Meanwhile, Nosipho was in despair. “At home, I was too scared to phone the hospital because I had convinced myself my baby had died, and I couldn’t bear to have my worst fears confirmed. Christmas without him was terrible, I was so, so stressed,” Nosipho says.

“When the police arrived at my home, I thought they were coming to tell me that my baby had died. I could not believe it when they told me my baby boy is fine and he is waiting for me in the hospital. It was such a big relief, and afterwards the police said, ‘we didn’t mean to scare you’.”

Dr Ricky Dippenaar, a neonatologist who practises at Netcare N1 City Hospital, says that Nosipho’s baby boy – who at that stage had yet to be named – was very much alive, although he was born so prematurely. “Initially, he had a bit of a stormy course, as he was born at only 25 weeks’ gestation, and also because his mother had been so ill with COVID-19 while he was in the womb.”

“Thankfully the tiny baby tested negative for COVID-19, which is often the case with babies born to COVID-19 positive mothers, however, the mother’s COVID can still impact the unborn baby. He has made good progress, and is taking full feeds and continues to gain weight.”

Dr Dippenaar explains that many mothers whose babies need to be cared for in a NICU environment experience ‘double separation’. “Double separation is when the mother cannot hold her baby and can no longer feel the baby inside her. Psychologically this is very tough, and in this case, it was further compounded by the mother’s history and traumatic COVID-19 experience.”

After Nosipho completed her isolation period for COVID-19 she was finally able to see her baby for the first time on 4 January. “I was so happy but at the same time it was very difficult not being able to hold him at first.

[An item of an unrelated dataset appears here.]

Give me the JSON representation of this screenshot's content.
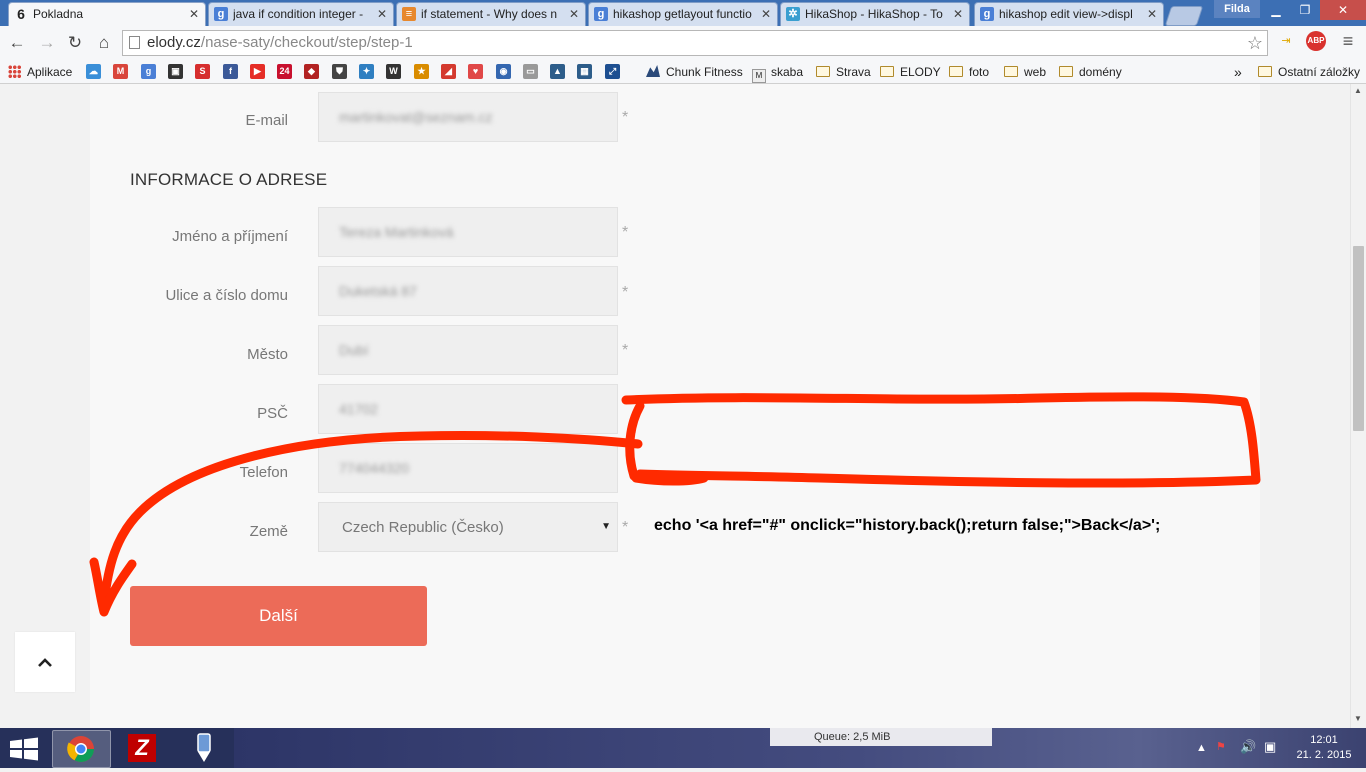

The staff in the NICU were saying he’s a miracle baby, and we hope that he will soon grow strong enough so take him home.”

“I am so grateful to all the doctors and the hospital staff who cared for my baby and I, and for bringing us together. As a healthcare worker myself, I am especially thankful to all who are on the frontline of caring for people with COVID-19, and I owe my life to them.”

She extended special thanks to gynaecologist Dr Bedwill Jentel, physician Dr Chris Greyling, neonatologist, Dr Dippenaar, paediatric intensivist Dr Shetil Nana and the neonatology team at the hospital. She and the social worker both expressed appreciation to the Kleinvlei Police Station for their prompt assistance and their vital role in uniting mother and child.

Nosipho appealed to the public to take COVID-19 seriously and do everything possible to prevent its spread. “I am a professional nurse, and as I was at high risk for severe COVID-19 because I am diabetic, my employer moved me to an office role, where I was part of the tracking and tracing team assisting COVID-19 patients and their contacts to help fight the spread of the coronavirus,” Nosipho says.

“This virus moves so fast, and it can have devastating effects. By the time someone in the family becomes sick, often the virus has already infected their loved ones and the people around them. COVID-19 is real, and we must protect each other by following all the precautions.”

Grab your leather pants, adjust your shoulder pads, pull up your legwarmers, slap on your raybans and get ready to Moon walk.


This weekend, it’s all about the 80’s. As we countdown the Top 200 hits of the 80s Saturday and Sunday from 9 am to 4 pm. The top 200 hits of the 80s will be featuring your favourite artists like Michael Jackson, Madonna, A-Ha, Eurythmics, Prince, Whitney Houston, Duran Duran and many more.